**WORK ORDER:**
A verbatim repeat of the lines below is required, with the pictures removed.

**INFORMATION PROVIDED:**
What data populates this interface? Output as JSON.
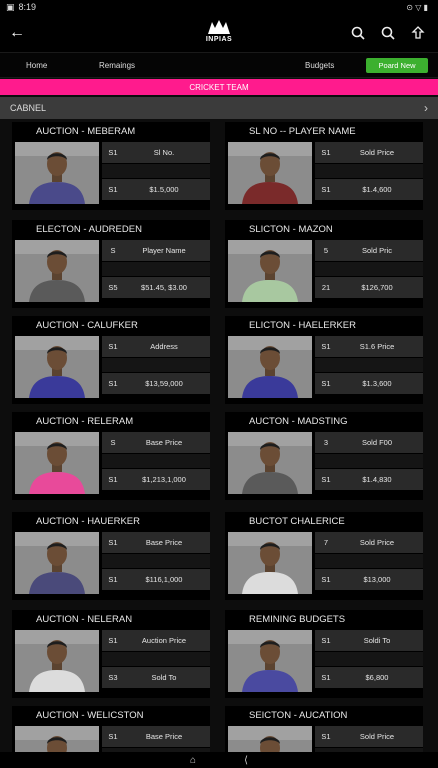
{
  "status": {
    "time": "8:19",
    "indicators": "⊙ ▽ ▮"
  },
  "app": {
    "logo_text": "INPIAS"
  },
  "nav": {
    "home": "Home",
    "remaining": "Remaings",
    "budgets": "Budgets",
    "new_button": "Poard New"
  },
  "banner": {
    "text": "CRICKET TEAM"
  },
  "channel": {
    "label": "CABNEL",
    "arrow": "›"
  },
  "cards": [
    {
      "title": "AUCTION - MEBERAM",
      "rows": [
        [
          "S1",
          "Sl No."
        ],
        [
          "",
          ""
        ],
        [
          "S1",
          "$1.5,000"
        ]
      ],
      "jersey": "#4a4a8a"
    },
    {
      "title": "SL NO  -- PLAYER NAME",
      "rows": [
        [
          "S1",
          "Sold Price"
        ],
        [
          "",
          ""
        ],
        [
          "S1",
          "$1.4,600"
        ]
      ],
      "jersey": "#7a2a2a"
    },
    {
      "title": "ELECTON - AUDREDEN",
      "rows": [
        [
          "S",
          "Player Name"
        ],
        [
          "",
          ""
        ],
        [
          "S5",
          "$51.45, $3.00"
        ]
      ],
      "jersey": "#5a5a5a"
    },
    {
      "title": "SLICTON - MAZON",
      "rows": [
        [
          "5",
          "Sold Pric"
        ],
        [
          "",
          ""
        ],
        [
          "21",
          "$126,700"
        ]
      ],
      "jersey": "#a8c8a0"
    },
    {
      "title": "AUCTION - CALUFKER",
      "rows": [
        [
          "S1",
          "Address"
        ],
        [
          "",
          ""
        ],
        [
          "S1",
          "$13,59,000"
        ]
      ],
      "jersey": "#3a3a9a"
    },
    {
      "title": "ELICTON - HAELERKER",
      "rows": [
        [
          "S1",
          "S1.6 Price"
        ],
        [
          "",
          ""
        ],
        [
          "S1",
          "$1.3,600"
        ]
      ],
      "jersey": "#3a3a9a"
    },
    {
      "title": "AUCTION - RELERAM",
      "rows": [
        [
          "S",
          "Base Price"
        ],
        [
          "",
          ""
        ],
        [
          "S1",
          "$1,213,1,000"
        ]
      ],
      "jersey": "#e84a9a"
    },
    {
      "title": "AUCTON - MADSTING",
      "rows": [
        [
          "3",
          "Sold F00"
        ],
        [
          "",
          ""
        ],
        [
          "S1",
          "$1.4,830"
        ]
      ],
      "jersey": "#5a5a5a"
    },
    {
      "title": "AUCTION - HAUERKER",
      "rows": [
        [
          "S1",
          "Base Price"
        ],
        [
          "",
          ""
        ],
        [
          "S1",
          "$116,1,000"
        ]
      ],
      "jersey": "#4a4a7a"
    },
    {
      "title": "BUCTOT  CHALERICE",
      "rows": [
        [
          "7",
          "Sold Price"
        ],
        [
          "",
          ""
        ],
        [
          "S1",
          "$13,000"
        ]
      ],
      "jersey": "#dcdcdc"
    },
    {
      "title": "AUCTION - NELERAN",
      "rows": [
        [
          "S1",
          "Auction Price"
        ],
        [
          "",
          ""
        ],
        [
          "S3",
          "Sold To"
        ]
      ],
      "jersey": "#dcdcdc"
    },
    {
      "title": "REMINING BUDGETS",
      "rows": [
        [
          "S1",
          "Soldi To"
        ],
        [
          "",
          ""
        ],
        [
          "S1",
          "$6,800"
        ]
      ],
      "jersey": "#4a4aa0"
    },
    {
      "title": "AUCTION - WELICSTON",
      "rows": [
        [
          "S1",
          "Base Price"
        ],
        [
          "",
          ""
        ],
        [
          "",
          ""
        ]
      ],
      "jersey": "#4a4a7a"
    },
    {
      "title": "SEICTON - AUCATION",
      "rows": [
        [
          "S1",
          "Sold Price"
        ],
        [
          "",
          ""
        ],
        [
          "",
          ""
        ]
      ],
      "jersey": "#4a4a7a"
    }
  ],
  "colors": {
    "accent_pink": "#ff1b8d",
    "button_green": "#3cb02f",
    "card_bg": "#000000",
    "row_bg": "#2a2a2a"
  }
}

**THE COMPLETED TASK:**
What data populates this interface? Output as JSON.
{
  "status": {
    "time": "8:19",
    "indicators": "⊙ ▽ ▮"
  },
  "app": {
    "logo_text": "INPIAS"
  },
  "nav": {
    "home": "Home",
    "remaining": "Remaings",
    "budgets": "Budgets",
    "new_button": "Poard New"
  },
  "banner": {
    "text": "CRICKET TEAM"
  },
  "channel": {
    "label": "CABNEL",
    "arrow": "›"
  },
  "cards": [
    {
      "title": "AUCTION - MEBERAM",
      "rows": [
        [
          "S1",
          "Sl No."
        ],
        [
          "",
          ""
        ],
        [
          "S1",
          "$1.5,000"
        ]
      ],
      "jersey": "#4a4a8a"
    },
    {
      "title": "SL NO  -- PLAYER NAME",
      "rows": [
        [
          "S1",
          "Sold Price"
        ],
        [
          "",
          ""
        ],
        [
          "S1",
          "$1.4,600"
        ]
      ],
      "jersey": "#7a2a2a"
    },
    {
      "title": "ELECTON - AUDREDEN",
      "rows": [
        [
          "S",
          "Player Name"
        ],
        [
          "",
          ""
        ],
        [
          "S5",
          "$51.45, $3.00"
        ]
      ],
      "jersey": "#5a5a5a"
    },
    {
      "title": "SLICTON - MAZON",
      "rows": [
        [
          "5",
          "Sold Pric"
        ],
        [
          "",
          ""
        ],
        [
          "21",
          "$126,700"
        ]
      ],
      "jersey": "#a8c8a0"
    },
    {
      "title": "AUCTION - CALUFKER",
      "rows": [
        [
          "S1",
          "Address"
        ],
        [
          "",
          ""
        ],
        [
          "S1",
          "$13,59,000"
        ]
      ],
      "jersey": "#3a3a9a"
    },
    {
      "title": "ELICTON - HAELERKER",
      "rows": [
        [
          "S1",
          "S1.6 Price"
        ],
        [
          "",
          ""
        ],
        [
          "S1",
          "$1.3,600"
        ]
      ],
      "jersey": "#3a3a9a"
    },
    {
      "title": "AUCTION - RELERAM",
      "rows": [
        [
          "S",
          "Base Price"
        ],
        [
          "",
          ""
        ],
        [
          "S1",
          "$1,213,1,000"
        ]
      ],
      "jersey": "#e84a9a"
    },
    {
      "title": "AUCTON - MADSTING",
      "rows": [
        [
          "3",
          "Sold F00"
        ],
        [
          "",
          ""
        ],
        [
          "S1",
          "$1.4,830"
        ]
      ],
      "jersey": "#5a5a5a"
    },
    {
      "title": "AUCTION - HAUERKER",
      "rows": [
        [
          "S1",
          "Base Price"
        ],
        [
          "",
          ""
        ],
        [
          "S1",
          "$116,1,000"
        ]
      ],
      "jersey": "#4a4a7a"
    },
    {
      "title": "BUCTOT  CHALERICE",
      "rows": [
        [
          "7",
          "Sold Price"
        ],
        [
          "",
          ""
        ],
        [
          "S1",
          "$13,000"
        ]
      ],
      "jersey": "#dcdcdc"
    },
    {
      "title": "AUCTION - NELERAN",
      "rows": [
        [
          "S1",
          "Auction Price"
        ],
        [
          "",
          ""
        ],
        [
          "S3",
          "Sold To"
        ]
      ],
      "jersey": "#dcdcdc"
    },
    {
      "title": "REMINING BUDGETS",
      "rows": [
        [
          "S1",
          "Soldi To"
        ],
        [
          "",
          ""
        ],
        [
          "S1",
          "$6,800"
        ]
      ],
      "jersey": "#4a4aa0"
    },
    {
      "title": "AUCTION - WELICSTON",
      "rows": [
        [
          "S1",
          "Base Price"
        ],
        [
          "",
          ""
        ],
        [
          "",
          ""
        ]
      ],
      "jersey": "#4a4a7a"
    },
    {
      "title": "SEICTON - AUCATION",
      "rows": [
        [
          "S1",
          "Sold Price"
        ],
        [
          "",
          ""
        ],
        [
          "",
          ""
        ]
      ],
      "jersey": "#4a4a7a"
    }
  ],
  "colors": {
    "accent_pink": "#ff1b8d",
    "button_green": "#3cb02f",
    "card_bg": "#000000",
    "row_bg": "#2a2a2a"
  }
}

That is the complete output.